:: WORK ITEM ::
Nothing but the pictures should be left out when the entries below are duplicated.
########################################
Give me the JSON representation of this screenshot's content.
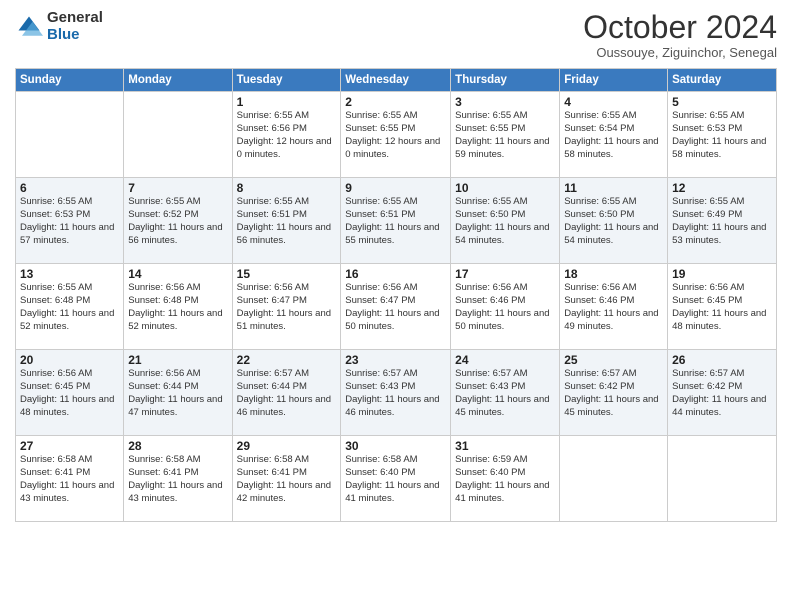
{
  "logo": {
    "general": "General",
    "blue": "Blue"
  },
  "header": {
    "month": "October 2024",
    "location": "Oussouye, Ziguinchor, Senegal"
  },
  "weekdays": [
    "Sunday",
    "Monday",
    "Tuesday",
    "Wednesday",
    "Thursday",
    "Friday",
    "Saturday"
  ],
  "weeks": [
    [
      {
        "day": "",
        "info": ""
      },
      {
        "day": "",
        "info": ""
      },
      {
        "day": "1",
        "info": "Sunrise: 6:55 AM\nSunset: 6:56 PM\nDaylight: 12 hours\nand 0 minutes."
      },
      {
        "day": "2",
        "info": "Sunrise: 6:55 AM\nSunset: 6:55 PM\nDaylight: 12 hours\nand 0 minutes."
      },
      {
        "day": "3",
        "info": "Sunrise: 6:55 AM\nSunset: 6:55 PM\nDaylight: 11 hours\nand 59 minutes."
      },
      {
        "day": "4",
        "info": "Sunrise: 6:55 AM\nSunset: 6:54 PM\nDaylight: 11 hours\nand 58 minutes."
      },
      {
        "day": "5",
        "info": "Sunrise: 6:55 AM\nSunset: 6:53 PM\nDaylight: 11 hours\nand 58 minutes."
      }
    ],
    [
      {
        "day": "6",
        "info": "Sunrise: 6:55 AM\nSunset: 6:53 PM\nDaylight: 11 hours\nand 57 minutes."
      },
      {
        "day": "7",
        "info": "Sunrise: 6:55 AM\nSunset: 6:52 PM\nDaylight: 11 hours\nand 56 minutes."
      },
      {
        "day": "8",
        "info": "Sunrise: 6:55 AM\nSunset: 6:51 PM\nDaylight: 11 hours\nand 56 minutes."
      },
      {
        "day": "9",
        "info": "Sunrise: 6:55 AM\nSunset: 6:51 PM\nDaylight: 11 hours\nand 55 minutes."
      },
      {
        "day": "10",
        "info": "Sunrise: 6:55 AM\nSunset: 6:50 PM\nDaylight: 11 hours\nand 54 minutes."
      },
      {
        "day": "11",
        "info": "Sunrise: 6:55 AM\nSunset: 6:50 PM\nDaylight: 11 hours\nand 54 minutes."
      },
      {
        "day": "12",
        "info": "Sunrise: 6:55 AM\nSunset: 6:49 PM\nDaylight: 11 hours\nand 53 minutes."
      }
    ],
    [
      {
        "day": "13",
        "info": "Sunrise: 6:55 AM\nSunset: 6:48 PM\nDaylight: 11 hours\nand 52 minutes."
      },
      {
        "day": "14",
        "info": "Sunrise: 6:56 AM\nSunset: 6:48 PM\nDaylight: 11 hours\nand 52 minutes."
      },
      {
        "day": "15",
        "info": "Sunrise: 6:56 AM\nSunset: 6:47 PM\nDaylight: 11 hours\nand 51 minutes."
      },
      {
        "day": "16",
        "info": "Sunrise: 6:56 AM\nSunset: 6:47 PM\nDaylight: 11 hours\nand 50 minutes."
      },
      {
        "day": "17",
        "info": "Sunrise: 6:56 AM\nSunset: 6:46 PM\nDaylight: 11 hours\nand 50 minutes."
      },
      {
        "day": "18",
        "info": "Sunrise: 6:56 AM\nSunset: 6:46 PM\nDaylight: 11 hours\nand 49 minutes."
      },
      {
        "day": "19",
        "info": "Sunrise: 6:56 AM\nSunset: 6:45 PM\nDaylight: 11 hours\nand 48 minutes."
      }
    ],
    [
      {
        "day": "20",
        "info": "Sunrise: 6:56 AM\nSunset: 6:45 PM\nDaylight: 11 hours\nand 48 minutes."
      },
      {
        "day": "21",
        "info": "Sunrise: 6:56 AM\nSunset: 6:44 PM\nDaylight: 11 hours\nand 47 minutes."
      },
      {
        "day": "22",
        "info": "Sunrise: 6:57 AM\nSunset: 6:44 PM\nDaylight: 11 hours\nand 46 minutes."
      },
      {
        "day": "23",
        "info": "Sunrise: 6:57 AM\nSunset: 6:43 PM\nDaylight: 11 hours\nand 46 minutes."
      },
      {
        "day": "24",
        "info": "Sunrise: 6:57 AM\nSunset: 6:43 PM\nDaylight: 11 hours\nand 45 minutes."
      },
      {
        "day": "25",
        "info": "Sunrise: 6:57 AM\nSunset: 6:42 PM\nDaylight: 11 hours\nand 45 minutes."
      },
      {
        "day": "26",
        "info": "Sunrise: 6:57 AM\nSunset: 6:42 PM\nDaylight: 11 hours\nand 44 minutes."
      }
    ],
    [
      {
        "day": "27",
        "info": "Sunrise: 6:58 AM\nSunset: 6:41 PM\nDaylight: 11 hours\nand 43 minutes."
      },
      {
        "day": "28",
        "info": "Sunrise: 6:58 AM\nSunset: 6:41 PM\nDaylight: 11 hours\nand 43 minutes."
      },
      {
        "day": "29",
        "info": "Sunrise: 6:58 AM\nSunset: 6:41 PM\nDaylight: 11 hours\nand 42 minutes."
      },
      {
        "day": "30",
        "info": "Sunrise: 6:58 AM\nSunset: 6:40 PM\nDaylight: 11 hours\nand 41 minutes."
      },
      {
        "day": "31",
        "info": "Sunrise: 6:59 AM\nSunset: 6:40 PM\nDaylight: 11 hours\nand 41 minutes."
      },
      {
        "day": "",
        "info": ""
      },
      {
        "day": "",
        "info": ""
      }
    ]
  ]
}
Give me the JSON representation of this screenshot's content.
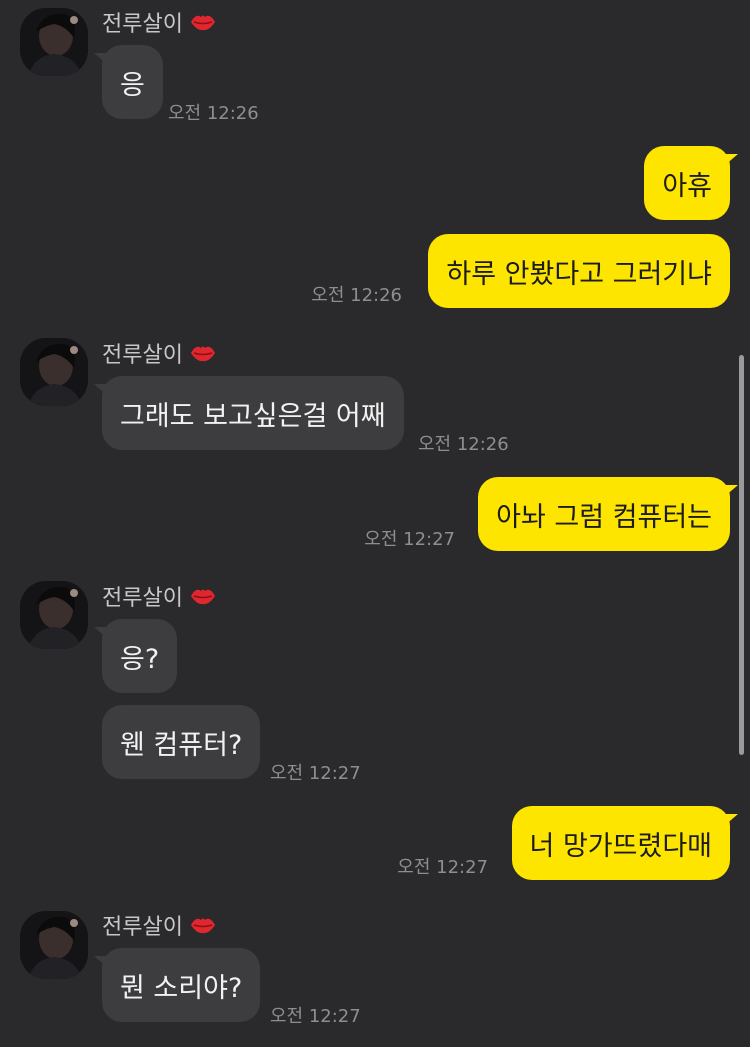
{
  "contact": {
    "name": "전루살이"
  },
  "groups": [
    {
      "messages": [
        "응"
      ],
      "time": "오전 12:26"
    },
    {
      "messages": [
        "아휴",
        "하루 안봤다고 그러기냐"
      ],
      "time": "오전 12:26"
    },
    {
      "messages": [
        "그래도 보고싶은걸 어째"
      ],
      "time": "오전 12:26"
    },
    {
      "messages": [
        "아놔 그럼 컴퓨터는"
      ],
      "time": "오전 12:27"
    },
    {
      "messages": [
        "응?",
        "웬 컴퓨터?"
      ],
      "time": "오전 12:27"
    },
    {
      "messages": [
        "너 망가뜨렸다매"
      ],
      "time": "오전 12:27"
    },
    {
      "messages": [
        "뭔 소리야?"
      ],
      "time": "오전 12:27"
    }
  ],
  "colors": {
    "background": "#2a2a2c",
    "incoming_bubble": "#3d3d3f",
    "outgoing_bubble": "#fee500",
    "timestamp": "#8e8e8e"
  },
  "icons": {
    "name_decoration": "kiss-lips-icon",
    "avatar": "profile-photo"
  }
}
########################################
:: EXERCISE SOLUTION ::
Give me the JSON representation of this screenshot's content.
{
  "logo": {
    "general": "General",
    "blue": "Blue"
  },
  "header": {
    "month": "October 2024",
    "location": "Oussouye, Ziguinchor, Senegal"
  },
  "weekdays": [
    "Sunday",
    "Monday",
    "Tuesday",
    "Wednesday",
    "Thursday",
    "Friday",
    "Saturday"
  ],
  "weeks": [
    [
      {
        "day": "",
        "info": ""
      },
      {
        "day": "",
        "info": ""
      },
      {
        "day": "1",
        "info": "Sunrise: 6:55 AM\nSunset: 6:56 PM\nDaylight: 12 hours\nand 0 minutes."
      },
      {
        "day": "2",
        "info": "Sunrise: 6:55 AM\nSunset: 6:55 PM\nDaylight: 12 hours\nand 0 minutes."
      },
      {
        "day": "3",
        "info": "Sunrise: 6:55 AM\nSunset: 6:55 PM\nDaylight: 11 hours\nand 59 minutes."
      },
      {
        "day": "4",
        "info": "Sunrise: 6:55 AM\nSunset: 6:54 PM\nDaylight: 11 hours\nand 58 minutes."
      },
      {
        "day": "5",
        "info": "Sunrise: 6:55 AM\nSunset: 6:53 PM\nDaylight: 11 hours\nand 58 minutes."
      }
    ],
    [
      {
        "day": "6",
        "info": "Sunrise: 6:55 AM\nSunset: 6:53 PM\nDaylight: 11 hours\nand 57 minutes."
      },
      {
        "day": "7",
        "info": "Sunrise: 6:55 AM\nSunset: 6:52 PM\nDaylight: 11 hours\nand 56 minutes."
      },
      {
        "day": "8",
        "info": "Sunrise: 6:55 AM\nSunset: 6:51 PM\nDaylight: 11 hours\nand 56 minutes."
      },
      {
        "day": "9",
        "info": "Sunrise: 6:55 AM\nSunset: 6:51 PM\nDaylight: 11 hours\nand 55 minutes."
      },
      {
        "day": "10",
        "info": "Sunrise: 6:55 AM\nSunset: 6:50 PM\nDaylight: 11 hours\nand 54 minutes."
      },
      {
        "day": "11",
        "info": "Sunrise: 6:55 AM\nSunset: 6:50 PM\nDaylight: 11 hours\nand 54 minutes."
      },
      {
        "day": "12",
        "info": "Sunrise: 6:55 AM\nSunset: 6:49 PM\nDaylight: 11 hours\nand 53 minutes."
      }
    ],
    [
      {
        "day": "13",
        "info": "Sunrise: 6:55 AM\nSunset: 6:48 PM\nDaylight: 11 hours\nand 52 minutes."
      },
      {
        "day": "14",
        "info": "Sunrise: 6:56 AM\nSunset: 6:48 PM\nDaylight: 11 hours\nand 52 minutes."
      },
      {
        "day": "15",
        "info": "Sunrise: 6:56 AM\nSunset: 6:47 PM\nDaylight: 11 hours\nand 51 minutes."
      },
      {
        "day": "16",
        "info": "Sunrise: 6:56 AM\nSunset: 6:47 PM\nDaylight: 11 hours\nand 50 minutes."
      },
      {
        "day": "17",
        "info": "Sunrise: 6:56 AM\nSunset: 6:46 PM\nDaylight: 11 hours\nand 50 minutes."
      },
      {
        "day": "18",
        "info": "Sunrise: 6:56 AM\nSunset: 6:46 PM\nDaylight: 11 hours\nand 49 minutes."
      },
      {
        "day": "19",
        "info": "Sunrise: 6:56 AM\nSunset: 6:45 PM\nDaylight: 11 hours\nand 48 minutes."
      }
    ],
    [
      {
        "day": "20",
        "info": "Sunrise: 6:56 AM\nSunset: 6:45 PM\nDaylight: 11 hours\nand 48 minutes."
      },
      {
        "day": "21",
        "info": "Sunrise: 6:56 AM\nSunset: 6:44 PM\nDaylight: 11 hours\nand 47 minutes."
      },
      {
        "day": "22",
        "info": "Sunrise: 6:57 AM\nSunset: 6:44 PM\nDaylight: 11 hours\nand 46 minutes."
      },
      {
        "day": "23",
        "info": "Sunrise: 6:57 AM\nSunset: 6:43 PM\nDaylight: 11 hours\nand 46 minutes."
      },
      {
        "day": "24",
        "info": "Sunrise: 6:57 AM\nSunset: 6:43 PM\nDaylight: 11 hours\nand 45 minutes."
      },
      {
        "day": "25",
        "info": "Sunrise: 6:57 AM\nSunset: 6:42 PM\nDaylight: 11 hours\nand 45 minutes."
      },
      {
        "day": "26",
        "info": "Sunrise: 6:57 AM\nSunset: 6:42 PM\nDaylight: 11 hours\nand 44 minutes."
      }
    ],
    [
      {
        "day": "27",
        "info": "Sunrise: 6:58 AM\nSunset: 6:41 PM\nDaylight: 11 hours\nand 43 minutes."
      },
      {
        "day": "28",
        "info": "Sunrise: 6:58 AM\nSunset: 6:41 PM\nDaylight: 11 hours\nand 43 minutes."
      },
      {
        "day": "29",
        "info": "Sunrise: 6:58 AM\nSunset: 6:41 PM\nDaylight: 11 hours\nand 42 minutes."
      },
      {
        "day": "30",
        "info": "Sunrise: 6:58 AM\nSunset: 6:40 PM\nDaylight: 11 hours\nand 41 minutes."
      },
      {
        "day": "31",
        "info": "Sunrise: 6:59 AM\nSunset: 6:40 PM\nDaylight: 11 hours\nand 41 minutes."
      },
      {
        "day": "",
        "info": ""
      },
      {
        "day": "",
        "info": ""
      }
    ]
  ]
}
Give me the JSON representation of this screenshot's content.
{
  "contact": {
    "name": "전루살이"
  },
  "groups": [
    {
      "messages": [
        "응"
      ],
      "time": "오전 12:26"
    },
    {
      "messages": [
        "아휴",
        "하루 안봤다고 그러기냐"
      ],
      "time": "오전 12:26"
    },
    {
      "messages": [
        "그래도 보고싶은걸 어째"
      ],
      "time": "오전 12:26"
    },
    {
      "messages": [
        "아놔 그럼 컴퓨터는"
      ],
      "time": "오전 12:27"
    },
    {
      "messages": [
        "응?",
        "웬 컴퓨터?"
      ],
      "time": "오전 12:27"
    },
    {
      "messages": [
        "너 망가뜨렸다매"
      ],
      "time": "오전 12:27"
    },
    {
      "messages": [
        "뭔 소리야?"
      ],
      "time": "오전 12:27"
    }
  ],
  "colors": {
    "background": "#2a2a2c",
    "incoming_bubble": "#3d3d3f",
    "outgoing_bubble": "#fee500",
    "timestamp": "#8e8e8e"
  },
  "icons": {
    "name_decoration": "kiss-lips-icon",
    "avatar": "profile-photo"
  }
}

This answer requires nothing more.